■ Aim of the exercise
Filter these records by the string "icon", copying each line that holds it.

■ Records for the exercise
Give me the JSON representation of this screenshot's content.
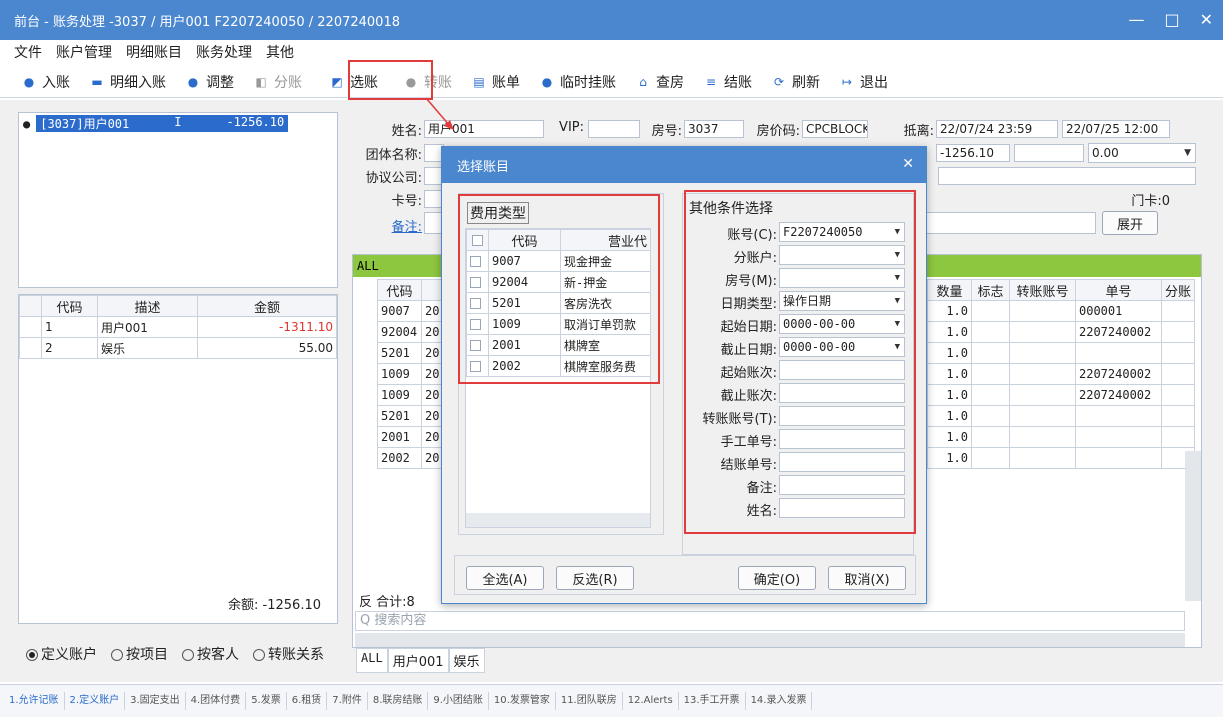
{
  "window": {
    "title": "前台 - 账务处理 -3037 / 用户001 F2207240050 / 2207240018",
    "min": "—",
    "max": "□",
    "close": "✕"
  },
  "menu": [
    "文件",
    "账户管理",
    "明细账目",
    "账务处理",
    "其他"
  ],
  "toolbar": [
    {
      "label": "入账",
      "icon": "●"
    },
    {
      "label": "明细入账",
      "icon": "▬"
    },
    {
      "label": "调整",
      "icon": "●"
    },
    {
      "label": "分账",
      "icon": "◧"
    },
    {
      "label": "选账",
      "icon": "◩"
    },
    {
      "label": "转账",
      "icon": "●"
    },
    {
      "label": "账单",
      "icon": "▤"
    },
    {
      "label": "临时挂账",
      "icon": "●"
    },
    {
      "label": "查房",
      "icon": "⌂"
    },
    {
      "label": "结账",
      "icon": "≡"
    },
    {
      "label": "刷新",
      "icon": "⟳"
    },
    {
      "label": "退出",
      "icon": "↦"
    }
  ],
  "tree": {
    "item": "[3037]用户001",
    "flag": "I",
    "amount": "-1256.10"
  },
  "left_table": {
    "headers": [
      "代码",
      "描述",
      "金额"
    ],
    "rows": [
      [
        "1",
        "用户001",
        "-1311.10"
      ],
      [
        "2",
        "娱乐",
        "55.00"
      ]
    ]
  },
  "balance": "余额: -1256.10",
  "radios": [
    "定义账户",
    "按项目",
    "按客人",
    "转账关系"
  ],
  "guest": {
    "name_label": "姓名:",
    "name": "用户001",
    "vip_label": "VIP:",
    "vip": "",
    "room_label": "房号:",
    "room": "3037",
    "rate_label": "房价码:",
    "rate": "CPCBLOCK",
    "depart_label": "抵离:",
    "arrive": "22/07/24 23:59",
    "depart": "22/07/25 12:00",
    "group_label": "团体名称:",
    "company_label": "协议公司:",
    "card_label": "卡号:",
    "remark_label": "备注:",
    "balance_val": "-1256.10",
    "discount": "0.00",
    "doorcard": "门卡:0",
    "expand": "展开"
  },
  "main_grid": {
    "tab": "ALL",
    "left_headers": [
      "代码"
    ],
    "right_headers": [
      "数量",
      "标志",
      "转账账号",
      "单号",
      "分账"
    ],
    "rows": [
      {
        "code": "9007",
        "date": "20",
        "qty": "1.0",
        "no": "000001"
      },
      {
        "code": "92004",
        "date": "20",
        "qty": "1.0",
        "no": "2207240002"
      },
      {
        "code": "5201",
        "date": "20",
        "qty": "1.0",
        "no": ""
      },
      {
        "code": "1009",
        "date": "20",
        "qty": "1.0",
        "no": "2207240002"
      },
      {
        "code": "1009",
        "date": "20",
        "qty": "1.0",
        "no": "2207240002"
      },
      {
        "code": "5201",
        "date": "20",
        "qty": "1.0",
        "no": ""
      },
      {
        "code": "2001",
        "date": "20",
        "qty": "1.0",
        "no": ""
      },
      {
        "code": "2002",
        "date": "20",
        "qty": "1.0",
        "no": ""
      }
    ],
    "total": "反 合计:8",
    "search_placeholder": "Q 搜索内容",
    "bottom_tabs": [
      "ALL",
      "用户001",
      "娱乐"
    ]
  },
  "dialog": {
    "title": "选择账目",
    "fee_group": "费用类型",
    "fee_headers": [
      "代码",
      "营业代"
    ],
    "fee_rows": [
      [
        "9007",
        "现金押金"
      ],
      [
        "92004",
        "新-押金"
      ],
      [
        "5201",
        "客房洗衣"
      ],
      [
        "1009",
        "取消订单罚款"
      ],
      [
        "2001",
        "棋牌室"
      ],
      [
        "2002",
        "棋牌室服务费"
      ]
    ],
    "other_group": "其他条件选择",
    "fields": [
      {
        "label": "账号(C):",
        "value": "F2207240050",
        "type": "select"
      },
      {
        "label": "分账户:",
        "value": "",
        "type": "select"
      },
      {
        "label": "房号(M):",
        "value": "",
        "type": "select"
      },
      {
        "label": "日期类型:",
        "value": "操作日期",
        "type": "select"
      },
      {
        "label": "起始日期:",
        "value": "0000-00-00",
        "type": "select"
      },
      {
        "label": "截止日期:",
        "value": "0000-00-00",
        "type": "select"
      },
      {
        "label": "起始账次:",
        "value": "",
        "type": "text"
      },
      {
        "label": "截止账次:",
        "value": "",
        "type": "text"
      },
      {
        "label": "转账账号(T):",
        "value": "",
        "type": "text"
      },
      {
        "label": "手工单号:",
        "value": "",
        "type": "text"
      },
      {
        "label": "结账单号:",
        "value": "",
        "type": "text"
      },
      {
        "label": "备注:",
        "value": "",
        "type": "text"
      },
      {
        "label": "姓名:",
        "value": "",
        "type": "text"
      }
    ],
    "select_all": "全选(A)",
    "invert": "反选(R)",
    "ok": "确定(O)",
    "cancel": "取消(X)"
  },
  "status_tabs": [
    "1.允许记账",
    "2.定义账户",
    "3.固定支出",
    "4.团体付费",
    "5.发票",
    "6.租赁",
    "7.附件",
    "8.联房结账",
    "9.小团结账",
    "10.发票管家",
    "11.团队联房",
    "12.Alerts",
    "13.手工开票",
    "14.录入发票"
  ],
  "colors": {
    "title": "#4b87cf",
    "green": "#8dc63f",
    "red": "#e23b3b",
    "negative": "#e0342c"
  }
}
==
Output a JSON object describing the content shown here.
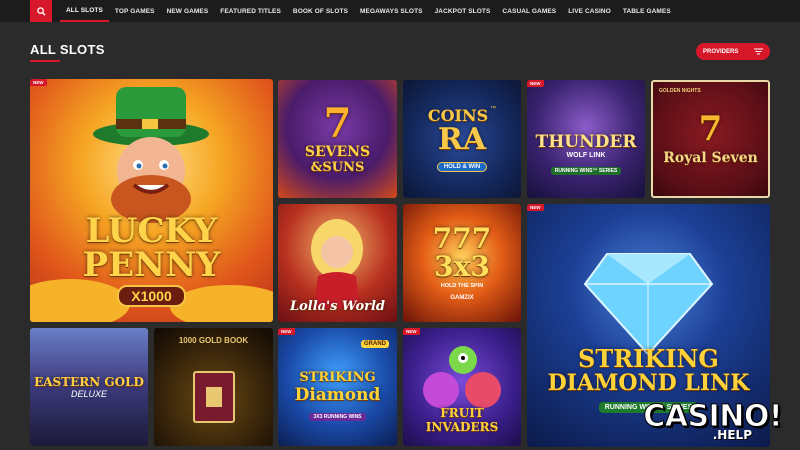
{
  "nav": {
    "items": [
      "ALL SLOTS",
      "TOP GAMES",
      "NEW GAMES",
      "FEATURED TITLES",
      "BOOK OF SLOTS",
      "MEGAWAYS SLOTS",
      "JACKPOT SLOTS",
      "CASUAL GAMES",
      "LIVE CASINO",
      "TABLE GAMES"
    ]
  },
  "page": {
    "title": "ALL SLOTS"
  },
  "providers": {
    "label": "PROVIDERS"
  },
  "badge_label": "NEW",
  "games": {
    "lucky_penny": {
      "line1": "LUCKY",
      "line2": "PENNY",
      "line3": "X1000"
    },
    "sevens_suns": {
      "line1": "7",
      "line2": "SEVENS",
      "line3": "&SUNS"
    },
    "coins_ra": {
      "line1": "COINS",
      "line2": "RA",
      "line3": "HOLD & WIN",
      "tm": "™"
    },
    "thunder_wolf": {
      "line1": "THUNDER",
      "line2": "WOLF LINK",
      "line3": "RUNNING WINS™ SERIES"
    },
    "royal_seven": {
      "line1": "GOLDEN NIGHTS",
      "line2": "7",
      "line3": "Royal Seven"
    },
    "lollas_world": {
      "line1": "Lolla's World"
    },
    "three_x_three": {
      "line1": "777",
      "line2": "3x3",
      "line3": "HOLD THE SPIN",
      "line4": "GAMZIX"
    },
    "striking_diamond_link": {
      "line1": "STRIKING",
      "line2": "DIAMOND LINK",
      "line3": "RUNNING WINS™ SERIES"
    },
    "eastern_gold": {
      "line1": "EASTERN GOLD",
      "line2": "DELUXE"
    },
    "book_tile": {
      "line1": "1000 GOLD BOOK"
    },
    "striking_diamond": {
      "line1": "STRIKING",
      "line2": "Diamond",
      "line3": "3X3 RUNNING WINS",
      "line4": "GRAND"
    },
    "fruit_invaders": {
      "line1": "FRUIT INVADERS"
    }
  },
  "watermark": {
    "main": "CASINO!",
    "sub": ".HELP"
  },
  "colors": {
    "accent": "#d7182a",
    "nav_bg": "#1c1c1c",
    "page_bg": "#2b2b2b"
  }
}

■ Task response
      "icon": "●"
      "icon": "▬"
      "icon": "●"
      "icon": "◧"
      "icon": "◩"
      "icon": "●"
      "icon": "▤"
      "icon": "●"
      "icon": "⌂"
      "icon": "≡"
      "icon": "⟳"
      "icon": "↦"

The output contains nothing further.